◆ DIRECTIONS
Go over the lines below, and when one contains the word "codigo", copy it.

◆ DATA FOR REVIEW
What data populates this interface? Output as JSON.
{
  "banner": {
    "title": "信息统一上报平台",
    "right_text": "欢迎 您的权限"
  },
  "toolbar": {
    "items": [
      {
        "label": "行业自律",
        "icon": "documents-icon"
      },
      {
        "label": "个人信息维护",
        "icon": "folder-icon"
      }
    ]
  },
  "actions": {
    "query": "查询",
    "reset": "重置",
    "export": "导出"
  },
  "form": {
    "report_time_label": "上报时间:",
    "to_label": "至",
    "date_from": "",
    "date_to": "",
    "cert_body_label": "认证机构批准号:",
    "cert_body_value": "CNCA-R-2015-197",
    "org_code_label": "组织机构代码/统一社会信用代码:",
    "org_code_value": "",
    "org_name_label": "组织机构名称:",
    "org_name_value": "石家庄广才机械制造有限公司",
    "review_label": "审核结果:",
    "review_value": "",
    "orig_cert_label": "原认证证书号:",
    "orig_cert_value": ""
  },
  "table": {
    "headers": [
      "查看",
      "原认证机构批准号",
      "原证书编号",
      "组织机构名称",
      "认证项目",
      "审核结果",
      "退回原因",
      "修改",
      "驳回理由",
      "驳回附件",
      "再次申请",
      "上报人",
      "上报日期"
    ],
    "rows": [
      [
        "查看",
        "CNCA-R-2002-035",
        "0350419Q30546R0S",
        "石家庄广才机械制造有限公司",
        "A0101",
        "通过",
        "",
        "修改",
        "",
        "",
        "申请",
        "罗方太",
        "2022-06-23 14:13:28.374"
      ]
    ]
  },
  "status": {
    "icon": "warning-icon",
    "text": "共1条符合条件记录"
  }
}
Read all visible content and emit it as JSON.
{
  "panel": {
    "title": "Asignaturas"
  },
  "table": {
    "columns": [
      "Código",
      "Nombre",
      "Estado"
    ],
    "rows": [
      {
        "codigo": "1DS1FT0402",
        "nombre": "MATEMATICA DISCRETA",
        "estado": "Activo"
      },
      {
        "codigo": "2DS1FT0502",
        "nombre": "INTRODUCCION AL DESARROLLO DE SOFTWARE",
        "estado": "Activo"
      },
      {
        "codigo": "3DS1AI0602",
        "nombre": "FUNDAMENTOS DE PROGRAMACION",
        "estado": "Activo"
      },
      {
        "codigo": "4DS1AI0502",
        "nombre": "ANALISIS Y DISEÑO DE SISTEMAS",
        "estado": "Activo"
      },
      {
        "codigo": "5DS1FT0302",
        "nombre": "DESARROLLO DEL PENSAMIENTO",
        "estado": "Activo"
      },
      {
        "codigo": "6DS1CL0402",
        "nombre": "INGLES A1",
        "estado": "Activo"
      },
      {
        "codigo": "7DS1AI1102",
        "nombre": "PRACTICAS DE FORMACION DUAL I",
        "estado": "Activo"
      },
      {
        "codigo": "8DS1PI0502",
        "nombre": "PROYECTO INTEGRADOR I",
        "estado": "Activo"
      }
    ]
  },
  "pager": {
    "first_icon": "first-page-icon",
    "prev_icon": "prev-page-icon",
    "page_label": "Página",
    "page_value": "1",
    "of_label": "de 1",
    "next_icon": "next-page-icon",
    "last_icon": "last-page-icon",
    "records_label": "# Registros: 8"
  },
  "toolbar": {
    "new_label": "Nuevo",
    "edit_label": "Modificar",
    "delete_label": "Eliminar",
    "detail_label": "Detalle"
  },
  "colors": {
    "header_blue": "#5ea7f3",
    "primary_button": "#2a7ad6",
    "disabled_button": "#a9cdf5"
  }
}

◆ RESULT FOR THIS TASK
        "codigo": "1DS1FT0402",
        "codigo": "2DS1FT0502",
        "codigo": "3DS1AI0602",
        "codigo": "4DS1AI0502",
        "codigo": "5DS1FT0302",
        "codigo": "6DS1CL0402",
        "codigo": "7DS1AI1102",
        "codigo": "8DS1PI0502",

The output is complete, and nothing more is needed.